The NC Department of Environmental Quality would add 45 jobs, primarily in water resources, and upgrade its outdated lab to address the statewide problem of emerging contaminants, according a portion of Gov. Roy Cooper’s draft budget released today.

Under the proposal, DEQ would receive $7 million for water quality analysis and sampling of emerging contaminants, as well as for chipping away the 40 percent backlog of wastewater discharge permits. The Division of Air Quality would also receive part of that money to conduct rainwater sampling and analyze potential air pollutants across the state. Thirty-nine new full-time employees would study emerging contaminants in all water sources, including surface water, groundwater, wastewater, plus soil and sediment.

Other recommendations:

  • $1 million to fund scientific equipment and laboratory analysis. Although a high-resolution mass spectrometer isn’t mentioned by name in the draft, that type of equipment — costing roughly $500,000 — depending on the model, is necessary to conduct the complex monitoring of emerging contaminants. Six new full-time employees would be hired and trained to use the equipment and process samples.
  • $4.4 million for a “permit transformation” project that would provide public online access and tracking for all permits.
  • $1.5 million to upgrade the Reedy Creek Laboratory, where scientists analyze air and water samples. Built in 1991, the facility has not been substantially renovated since.
  • $536,000 for Department of Health and Human Services to hire a medical risk assessor, a Ph.D level-environmental toxicologist, a public health educator and a public health epidemiologist. This DHHS appropriate is the same amount of funding and personnel that Cooper requested last August, but that the legislature did not approve.

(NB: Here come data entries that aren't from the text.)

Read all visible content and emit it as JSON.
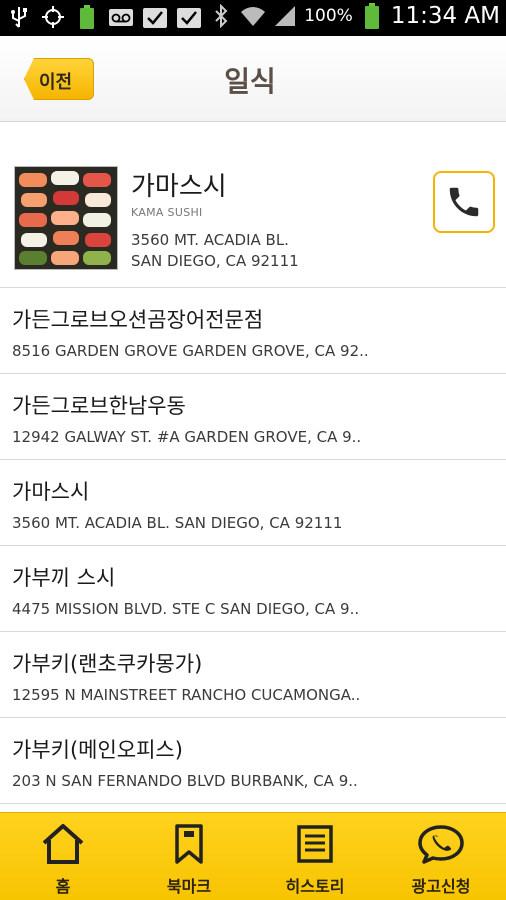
{
  "status_bar": {
    "battery_percent": "100%",
    "time": "11:34 AM",
    "icons": [
      "usb-icon",
      "gps-icon",
      "battery-small-icon",
      "voicemail-icon",
      "check-icon",
      "check-icon",
      "bluetooth-icon",
      "wifi-icon",
      "signal-icon",
      "battery-icon"
    ]
  },
  "header": {
    "back_label": "이전",
    "title": "일식"
  },
  "featured": {
    "name": "가마스시",
    "subtitle": "KAMA SUSHI",
    "address_line1": "3560 MT. ACADIA BL.",
    "address_line2": "SAN DIEGO, CA 92111",
    "call_icon": "phone-icon"
  },
  "list": [
    {
      "name": "가든그로브오션곰장어전문점",
      "address": "8516 GARDEN GROVE GARDEN GROVE, CA 92.."
    },
    {
      "name": "가든그로브한남우동",
      "address": "12942 GALWAY ST. #A GARDEN GROVE, CA 9.."
    },
    {
      "name": "가마스시",
      "address": "3560 MT. ACADIA BL. SAN DIEGO, CA 92111"
    },
    {
      "name": "가부끼 스시",
      "address": "4475 MISSION BLVD. STE C SAN DIEGO, CA 9.."
    },
    {
      "name": "가부키(랜초쿠카몽가)",
      "address": "12595 N MAINSTREET RANCHO CUCAMONGA.."
    },
    {
      "name": "가부키(메인오피스)",
      "address": "203 N SAN FERNANDO BLVD BURBANK, CA 9.."
    }
  ],
  "nav": {
    "home": "홈",
    "bookmark": "북마크",
    "history": "히스토리",
    "ad_request": "광고신청"
  },
  "colors": {
    "accent": "#f7c400",
    "title": "#5b4f46",
    "call_border": "#f5b400"
  }
}
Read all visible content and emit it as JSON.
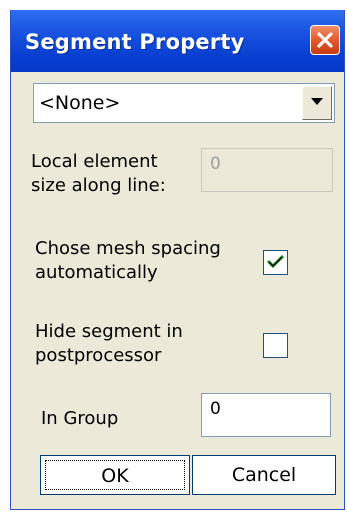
{
  "window": {
    "title": "Segment Property"
  },
  "segment_combo": {
    "value": "<None>"
  },
  "local_element_size": {
    "label_line1": "Local element",
    "label_line2": "size along line:",
    "value": "0"
  },
  "auto_spacing": {
    "label_line1": "Chose mesh spacing",
    "label_line2": "automatically",
    "checked": true
  },
  "hide_segment": {
    "label_line1": "Hide segment in",
    "label_line2": "postprocessor",
    "checked": false
  },
  "in_group": {
    "label": "In Group",
    "value": "0"
  },
  "buttons": {
    "ok_label": "OK",
    "cancel_label": "Cancel"
  },
  "icons": {
    "close": "close-icon",
    "dropdown": "chevron-down-icon",
    "check": "checkmark-icon"
  },
  "colors": {
    "titlebar": "#0a41d3",
    "close_button": "#e35a2c",
    "dialog_background": "#ece9d8"
  }
}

The short session begins May 16, when the legislature is expected to consider the recommendation.